The response should contain every entry, reproduced exactly.
--------------------------------
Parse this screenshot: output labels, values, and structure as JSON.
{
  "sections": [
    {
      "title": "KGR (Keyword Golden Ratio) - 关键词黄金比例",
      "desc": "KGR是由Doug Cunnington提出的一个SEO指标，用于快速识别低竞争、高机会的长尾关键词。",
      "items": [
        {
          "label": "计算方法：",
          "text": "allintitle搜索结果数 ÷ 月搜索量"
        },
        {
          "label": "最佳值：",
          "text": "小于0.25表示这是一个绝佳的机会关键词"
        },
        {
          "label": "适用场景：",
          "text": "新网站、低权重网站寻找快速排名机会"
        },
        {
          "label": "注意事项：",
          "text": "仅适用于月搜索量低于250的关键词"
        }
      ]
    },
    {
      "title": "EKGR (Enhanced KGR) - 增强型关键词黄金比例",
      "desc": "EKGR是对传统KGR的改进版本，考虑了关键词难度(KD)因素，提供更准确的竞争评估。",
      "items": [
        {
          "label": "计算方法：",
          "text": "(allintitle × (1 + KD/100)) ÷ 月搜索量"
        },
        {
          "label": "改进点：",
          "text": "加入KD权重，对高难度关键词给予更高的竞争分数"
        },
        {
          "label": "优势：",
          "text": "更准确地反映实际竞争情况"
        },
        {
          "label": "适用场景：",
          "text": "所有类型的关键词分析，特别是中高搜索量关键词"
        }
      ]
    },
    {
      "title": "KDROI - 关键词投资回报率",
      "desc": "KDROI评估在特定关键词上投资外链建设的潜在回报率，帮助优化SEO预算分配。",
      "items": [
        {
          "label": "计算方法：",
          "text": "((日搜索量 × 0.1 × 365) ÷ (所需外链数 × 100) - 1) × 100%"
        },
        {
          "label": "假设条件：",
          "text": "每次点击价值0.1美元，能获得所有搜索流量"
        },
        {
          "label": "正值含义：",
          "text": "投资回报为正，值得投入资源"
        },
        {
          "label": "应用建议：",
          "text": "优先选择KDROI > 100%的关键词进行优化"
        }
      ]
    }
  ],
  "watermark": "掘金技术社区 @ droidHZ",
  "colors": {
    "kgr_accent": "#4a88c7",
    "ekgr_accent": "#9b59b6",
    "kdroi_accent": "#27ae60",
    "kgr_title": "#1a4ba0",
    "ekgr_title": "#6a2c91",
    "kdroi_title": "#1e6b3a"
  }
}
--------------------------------
[WRITTEN ANSWER]
Parse this screenshot: output labels, values, and structure as JSON.
{
  "sections": [
    {
      "title": "KGR (Keyword Golden Ratio) - 关键词黄金比例",
      "desc": "KGR是由Doug Cunnington提出的一个SEO指标，用于快速识别低竞争、高机会的长尾关键词。",
      "items": [
        {
          "label": "计算方法：",
          "text": "allintitle搜索结果数 ÷ 月搜索量"
        },
        {
          "label": "最佳值：",
          "text": "小于0.25表示这是一个绝佳的机会关键词"
        },
        {
          "label": "适用场景：",
          "text": "新网站、低权重网站寻找快速排名机会"
        },
        {
          "label": "注意事项：",
          "text": "仅适用于月搜索量低于250的关键词"
        }
      ]
    },
    {
      "title": "EKGR (Enhanced KGR) - 增强型关键词黄金比例",
      "desc": "EKGR是对传统KGR的改进版本，考虑了关键词难度(KD)因素，提供更准确的竞争评估。",
      "items": [
        {
          "label": "计算方法：",
          "text": "(allintitle × (1 + KD/100)) ÷ 月搜索量"
        },
        {
          "label": "改进点：",
          "text": "加入KD权重，对高难度关键词给予更高的竞争分数"
        },
        {
          "label": "优势：",
          "text": "更准确地反映实际竞争情况"
        },
        {
          "label": "适用场景：",
          "text": "所有类型的关键词分析，特别是中高搜索量关键词"
        }
      ]
    },
    {
      "title": "KDROI - 关键词投资回报率",
      "desc": "KDROI评估在特定关键词上投资外链建设的潜在回报率，帮助优化SEO预算分配。",
      "items": [
        {
          "label": "计算方法：",
          "text": "((日搜索量 × 0.1 × 365) ÷ (所需外链数 × 100) - 1) × 100%"
        },
        {
          "label": "假设条件：",
          "text": "每次点击价值0.1美元，能获得所有搜索流量"
        },
        {
          "label": "正值含义：",
          "text": "投资回报为正，值得投入资源"
        },
        {
          "label": "应用建议：",
          "text": "优先选择KDROI > 100%的关键词进行优化"
        }
      ]
    }
  ],
  "watermark": "掘金技术社区 @ droidHZ",
  "colors": {
    "kgr_accent": "#4a88c7",
    "ekgr_accent": "#9b59b6",
    "kdroi_accent": "#27ae60",
    "kgr_title": "#1a4ba0",
    "ekgr_title": "#6a2c91",
    "kdroi_title": "#1e6b3a"
  }
}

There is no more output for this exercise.